Young Eagles Works, Says EAA
EAA says its Young Eagles program, which aims to introduce youngsters to general aviation, has been successful at inspiring those youngsters to become pilots. By checking FAA's pilot registry against its list of Young Eagles going back to 1992, EAA said it found that Young Eagles are 5.4 times more likely to become a pilot than those who never participated. "The numbers show that Young Eagles is making an impact on the pilot population that is unmatched by any other single program," said EAA Chairman Tom Poberezny. The EAA analysis also showed that 9 percent of those pilots are female, a gain of 50 percent compared to the overall figure of 6 percent of the pilot population.

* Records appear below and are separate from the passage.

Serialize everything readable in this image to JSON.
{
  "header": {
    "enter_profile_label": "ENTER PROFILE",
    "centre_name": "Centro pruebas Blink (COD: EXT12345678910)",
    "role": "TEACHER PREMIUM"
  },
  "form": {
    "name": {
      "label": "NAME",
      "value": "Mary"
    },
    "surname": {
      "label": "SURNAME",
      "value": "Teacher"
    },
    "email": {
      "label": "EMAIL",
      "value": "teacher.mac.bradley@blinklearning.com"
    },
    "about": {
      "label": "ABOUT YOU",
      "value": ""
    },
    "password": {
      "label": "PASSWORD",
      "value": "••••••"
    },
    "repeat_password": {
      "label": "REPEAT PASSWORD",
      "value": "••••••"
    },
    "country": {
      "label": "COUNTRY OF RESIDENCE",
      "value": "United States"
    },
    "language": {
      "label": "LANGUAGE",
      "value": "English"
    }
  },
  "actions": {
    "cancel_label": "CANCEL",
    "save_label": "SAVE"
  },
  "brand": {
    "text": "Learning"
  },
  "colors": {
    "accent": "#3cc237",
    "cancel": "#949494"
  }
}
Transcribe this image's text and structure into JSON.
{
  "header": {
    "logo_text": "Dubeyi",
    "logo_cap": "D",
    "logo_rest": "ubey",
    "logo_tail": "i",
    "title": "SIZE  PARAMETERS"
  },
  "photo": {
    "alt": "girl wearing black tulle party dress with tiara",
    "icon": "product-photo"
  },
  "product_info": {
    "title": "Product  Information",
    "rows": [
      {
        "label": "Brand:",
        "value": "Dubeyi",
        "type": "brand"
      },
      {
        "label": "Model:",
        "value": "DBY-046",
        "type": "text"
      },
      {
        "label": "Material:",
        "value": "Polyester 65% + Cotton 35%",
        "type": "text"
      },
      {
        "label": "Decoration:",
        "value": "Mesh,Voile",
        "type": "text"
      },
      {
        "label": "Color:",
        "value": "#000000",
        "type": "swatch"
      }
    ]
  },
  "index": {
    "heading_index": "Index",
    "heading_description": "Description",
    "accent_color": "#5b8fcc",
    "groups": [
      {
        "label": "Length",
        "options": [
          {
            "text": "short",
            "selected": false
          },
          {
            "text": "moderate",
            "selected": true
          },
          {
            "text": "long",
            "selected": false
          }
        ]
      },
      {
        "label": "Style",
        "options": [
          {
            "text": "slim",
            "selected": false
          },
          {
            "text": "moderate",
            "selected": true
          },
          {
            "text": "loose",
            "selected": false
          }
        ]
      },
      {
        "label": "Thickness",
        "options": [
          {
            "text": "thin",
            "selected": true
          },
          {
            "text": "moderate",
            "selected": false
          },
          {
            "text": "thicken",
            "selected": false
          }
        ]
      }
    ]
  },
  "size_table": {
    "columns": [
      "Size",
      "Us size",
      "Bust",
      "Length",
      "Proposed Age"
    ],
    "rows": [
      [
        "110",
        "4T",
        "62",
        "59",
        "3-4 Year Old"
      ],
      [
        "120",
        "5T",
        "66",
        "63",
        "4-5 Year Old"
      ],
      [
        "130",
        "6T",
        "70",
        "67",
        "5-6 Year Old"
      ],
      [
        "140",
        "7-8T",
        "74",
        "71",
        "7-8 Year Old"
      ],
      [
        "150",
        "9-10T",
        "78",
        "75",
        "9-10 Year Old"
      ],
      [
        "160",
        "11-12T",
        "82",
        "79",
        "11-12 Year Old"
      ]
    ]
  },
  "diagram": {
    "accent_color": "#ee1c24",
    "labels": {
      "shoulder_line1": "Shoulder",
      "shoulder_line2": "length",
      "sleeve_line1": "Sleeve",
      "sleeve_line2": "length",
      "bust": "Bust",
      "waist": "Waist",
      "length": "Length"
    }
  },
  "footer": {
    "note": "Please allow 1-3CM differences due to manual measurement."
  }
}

EAA also said that the older a child is at the time of the Young Eagles flight, the more likely it is that child will become a pilot. Two out of every 100 young people who take their first Young Eagles flight at age 17 go on to earn a pilot certificate. The program has provided more than 1.6 million free demonstration flights to young people around the world, with help from 43,000 volunteer pilots and 50,000 volunteers on the ground.